There are many positives:
- Qualified teachers lead all classes,
- There is no class teacher change at this point for most classes,
- ‘High Needs’ provision will be maintained,
- Judicious budgeting limits the impact of changes,
- The vast majority of teaching support remains unchanged,
- Low staff turnover provides for maximum consistency and continuity,
- Low staff turnover also leads to experienced staff in place, and so on.
Are there other options?
There are always alternatives, but they are either no more palatable or much less so, or simply impossible. The £76,000 that was the original budget deficit forecast would be more than all our utility services costs combined – we could not operate with no water, gas or electricity. It is more than we spend on books, paper, learning resources and pens in five years. It is four times our annual maintenance budget. It is double school’s contribution to the Catering contract that provides free school meals and the entire school meals management system. With 82% of our expenditure going on staffing it is inevitable that most of our saving will have to come from that area. We have already cut our swimming provision, left vacant posts unfilled, withdrawn from some service contracts, decided not to renew some insurance provisions (for staff absence), brought all teaching of Spanish 'in-house' instead of employing a Secondary School teacher specialist extra, and used Capital funding to maintain the buildings rather than improve them.

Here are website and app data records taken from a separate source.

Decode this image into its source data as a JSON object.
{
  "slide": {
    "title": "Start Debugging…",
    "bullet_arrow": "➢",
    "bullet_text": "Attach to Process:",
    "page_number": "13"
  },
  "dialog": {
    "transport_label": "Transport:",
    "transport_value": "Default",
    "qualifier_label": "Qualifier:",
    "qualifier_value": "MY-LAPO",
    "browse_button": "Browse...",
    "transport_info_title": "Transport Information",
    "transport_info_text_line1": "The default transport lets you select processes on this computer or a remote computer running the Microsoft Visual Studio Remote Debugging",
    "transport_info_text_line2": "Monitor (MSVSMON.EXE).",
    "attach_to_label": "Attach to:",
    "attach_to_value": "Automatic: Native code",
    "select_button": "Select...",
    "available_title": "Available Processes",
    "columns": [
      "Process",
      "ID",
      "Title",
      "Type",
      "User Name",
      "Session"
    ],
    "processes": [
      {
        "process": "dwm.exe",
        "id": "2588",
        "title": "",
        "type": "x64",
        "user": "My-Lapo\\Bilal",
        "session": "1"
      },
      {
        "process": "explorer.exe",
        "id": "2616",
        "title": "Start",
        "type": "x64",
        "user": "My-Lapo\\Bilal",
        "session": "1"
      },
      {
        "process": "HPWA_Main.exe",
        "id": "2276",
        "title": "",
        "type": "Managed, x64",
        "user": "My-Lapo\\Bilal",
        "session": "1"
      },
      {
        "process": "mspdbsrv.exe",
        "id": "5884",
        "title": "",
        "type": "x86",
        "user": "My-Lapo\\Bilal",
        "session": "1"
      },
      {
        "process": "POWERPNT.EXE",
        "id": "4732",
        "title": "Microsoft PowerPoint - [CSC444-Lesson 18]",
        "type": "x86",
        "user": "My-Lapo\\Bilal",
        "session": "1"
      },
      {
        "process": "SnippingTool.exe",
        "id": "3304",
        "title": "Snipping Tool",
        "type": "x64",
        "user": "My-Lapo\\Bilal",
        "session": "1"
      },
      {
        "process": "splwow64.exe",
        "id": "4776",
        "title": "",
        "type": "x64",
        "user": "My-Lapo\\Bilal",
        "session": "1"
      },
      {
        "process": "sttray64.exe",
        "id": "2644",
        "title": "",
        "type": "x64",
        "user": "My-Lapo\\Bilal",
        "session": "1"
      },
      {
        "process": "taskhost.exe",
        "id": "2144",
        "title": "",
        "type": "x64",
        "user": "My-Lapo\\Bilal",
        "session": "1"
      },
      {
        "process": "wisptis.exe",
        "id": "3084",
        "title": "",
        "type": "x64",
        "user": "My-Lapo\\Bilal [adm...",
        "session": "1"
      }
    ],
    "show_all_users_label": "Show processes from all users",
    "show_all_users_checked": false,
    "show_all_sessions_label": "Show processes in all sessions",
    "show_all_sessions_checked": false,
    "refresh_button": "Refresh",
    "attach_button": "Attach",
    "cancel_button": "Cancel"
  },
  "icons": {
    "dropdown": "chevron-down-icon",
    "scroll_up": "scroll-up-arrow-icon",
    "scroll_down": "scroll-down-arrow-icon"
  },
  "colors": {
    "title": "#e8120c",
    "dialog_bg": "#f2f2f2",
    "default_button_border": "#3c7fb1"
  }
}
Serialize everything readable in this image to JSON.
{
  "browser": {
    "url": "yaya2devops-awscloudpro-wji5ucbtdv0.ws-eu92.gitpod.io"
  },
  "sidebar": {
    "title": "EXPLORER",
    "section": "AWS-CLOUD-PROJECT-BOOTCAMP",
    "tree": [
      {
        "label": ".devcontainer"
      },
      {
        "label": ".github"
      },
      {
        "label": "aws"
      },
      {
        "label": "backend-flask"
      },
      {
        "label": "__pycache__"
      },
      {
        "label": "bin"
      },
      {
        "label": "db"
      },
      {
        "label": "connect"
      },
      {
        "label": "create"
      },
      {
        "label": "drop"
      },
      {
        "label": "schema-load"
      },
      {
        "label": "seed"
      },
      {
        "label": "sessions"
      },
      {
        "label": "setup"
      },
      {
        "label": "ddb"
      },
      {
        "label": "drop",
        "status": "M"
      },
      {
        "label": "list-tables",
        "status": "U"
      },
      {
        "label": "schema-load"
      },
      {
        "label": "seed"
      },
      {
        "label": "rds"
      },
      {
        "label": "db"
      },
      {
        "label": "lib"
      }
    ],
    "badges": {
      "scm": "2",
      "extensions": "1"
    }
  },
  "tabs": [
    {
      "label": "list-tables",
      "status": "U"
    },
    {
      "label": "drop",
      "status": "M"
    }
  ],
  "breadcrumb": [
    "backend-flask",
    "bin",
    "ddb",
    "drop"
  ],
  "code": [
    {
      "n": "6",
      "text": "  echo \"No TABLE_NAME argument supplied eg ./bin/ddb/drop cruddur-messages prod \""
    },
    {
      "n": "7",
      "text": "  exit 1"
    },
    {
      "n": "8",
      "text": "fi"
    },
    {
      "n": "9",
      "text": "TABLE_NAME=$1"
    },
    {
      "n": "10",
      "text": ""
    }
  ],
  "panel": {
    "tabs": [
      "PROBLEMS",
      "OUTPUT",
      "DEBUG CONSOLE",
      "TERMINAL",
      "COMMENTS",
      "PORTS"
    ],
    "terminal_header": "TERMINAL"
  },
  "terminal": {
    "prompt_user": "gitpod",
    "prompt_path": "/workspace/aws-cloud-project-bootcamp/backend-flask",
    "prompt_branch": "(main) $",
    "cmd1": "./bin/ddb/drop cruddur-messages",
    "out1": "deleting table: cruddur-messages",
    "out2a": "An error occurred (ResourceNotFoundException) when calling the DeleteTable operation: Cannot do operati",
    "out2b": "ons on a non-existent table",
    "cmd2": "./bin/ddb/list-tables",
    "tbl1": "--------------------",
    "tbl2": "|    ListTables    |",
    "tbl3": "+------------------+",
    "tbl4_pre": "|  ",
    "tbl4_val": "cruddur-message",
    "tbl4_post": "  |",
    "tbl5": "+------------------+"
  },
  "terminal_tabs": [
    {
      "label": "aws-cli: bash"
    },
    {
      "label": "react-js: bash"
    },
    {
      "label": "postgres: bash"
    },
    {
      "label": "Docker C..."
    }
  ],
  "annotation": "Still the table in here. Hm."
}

Is this happening at other schools?
Yes, at pretty much every school. A few will be able to draw on reserves built up over time. A few will be expanding and so receiving increased income. Most schools, however, will be addressing a growing gap between income and costs in much the same way as us.
I still don’t see why, if there are no new teachers, change is necessary or saves money. How does it work?
We employ 18 teachers part time and 8 full time, including the Headteacher and Deputy Headteacher. The 18 part time teachers have a range of full-time equivalent contracts; 0.4, 0.44, 0.5, 0.56, 0.6 and 0.8 fte. What the movement allows us to do is to make the most cost efficient placements – 0.4 with 0.6, 0.5 with 0.5, 0.44 with 0.56 and so on. A class needs 1.0 fte in total, plus the teachers’ PPA cover.
Previous teacher placements created overlaps that we used well and effectively, but could be removed to reduce expenditure. We will use more of the teacher complement that was used for leadership, management and intervention work in class teaching. By making internal appointments for our new Deputy Headteacher (Mrs Farrell) and Year 4 Leader (Mrs Shaw), and seeking to appoint HLTAs (Mrs Grimsley and Miss Lee), we have dropped both the number (head count) and fte of teachers.
Can we talk to someone?
I will be available during each of the coming Parent evenings to see any parent who wants to talk about the arrangements.